In the quiet of the night, in lowly estate, the Lord bared forth his holy arm before the eyes of the slumbering nations. The Word was made flesh and dwelt among us. In the darkness of the darkest night, in poverty, in humility, in the womb of a virgin mother, the Creator of the Cosmos came, and entered into our humanity so that all the ends of the earth might see the salvation of our God.
And on this morning, as the shepherds return to the their sheep, and the angels’ glorias fade into the waning night, as a young mother comforts her newborn child, we know that the Lord has indeed comforted his people.
Comfort – comfort in our weakness. He came, for those who could not come and kneel at the foot of the manger – he came.
Comfort – comfort in our sorrow. He came, for those who had lost hope that God could ever be with them in their despair – he came.
Comfort – comfort in our darkness. He came, for those who had turned from the goodness and mercy of God – he came.
He came to his own and they knew him not.
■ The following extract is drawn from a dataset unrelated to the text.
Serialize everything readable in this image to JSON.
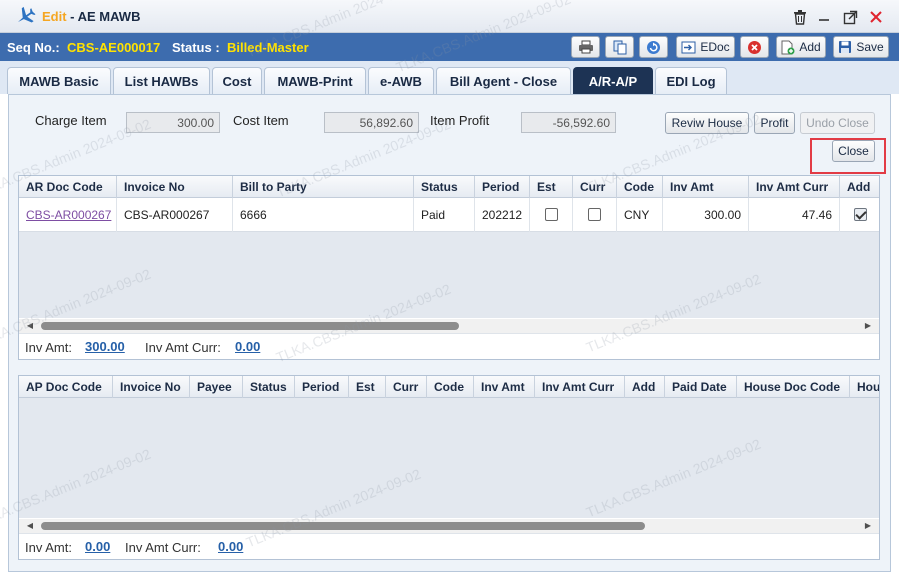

But those who were weak, those who were sorrowful, those whose spirits were clouded by darkness – he came also to them.
He came to a man whose child had died, who called to him in confusion and despair with the words, “Lord, I believe, help my unbelief!” He came to a Samaritan woman at a well, who had been ostracized by her people who, in spiritual thirst, uttered the words “Give me some living water.” He came to a blind beggar, who, though he could not see healer, still called out “Son of David, have mercy.” He came and they received him and they received power to become children of God.
He has come. And as with those of old, so it is this Christmas: He comes to us. The creator of the world, the heavens and the earth, and indeed the cosmos, comes to us. And we behold his glory, the glory of the only begotten of the Father, full of grace and truth. This grace and truth, in the Word made flesh, in Jesus our Lord, is the light that lightens this dark world, and not only the world at large, but lightens us, at the core of our very being as individuals created in his image and likeness. It is a life-giving light that illumines the darkness of our weakness, our despair, and our sorrow.
In our darkness, it is the light of the presence of God amongst us that never leaves us, that never forsakes us. In our darkness, it is the light of a promise that we are children of God. It is a light that shines this very day. It is a light that will never be extinguished. It is a light that burns for each one of us and for all of us as a people, as a human race. Jesus our Lord is born among us, and by his Spirit he abides with us still, uttering these words, “follow thou me.” So that even in a troubled and saddened world, in the ruins of Jerusalem, the children of God break forth with singing, “The Lord has comforted his people, he has redeemed Jerusalem. The Lord has bared his holy arm before the eyes of all the nations: and all the ends of the earth shall see the salvation of our God.”
O God, whose blessed Son Jesus Christ became man that we might become the children of God: Grant, we beseech thee, that being made partakers of the divine nature of thy Son, we may be conformed to his likeness; who liveth and reigneth with thee and the Holy Ghost, now and forever. Amen.
 “Collect for the Second Sunday after Christmas,” Book of Common Prayer (Scottish Episcopal Church), 1929, p. 113.
Text copyright 2008 by the Rev. Daniel F. Graves. This post may not be reproduced or redistributed, either in whole or part, by any means, without the express, written permission of the author.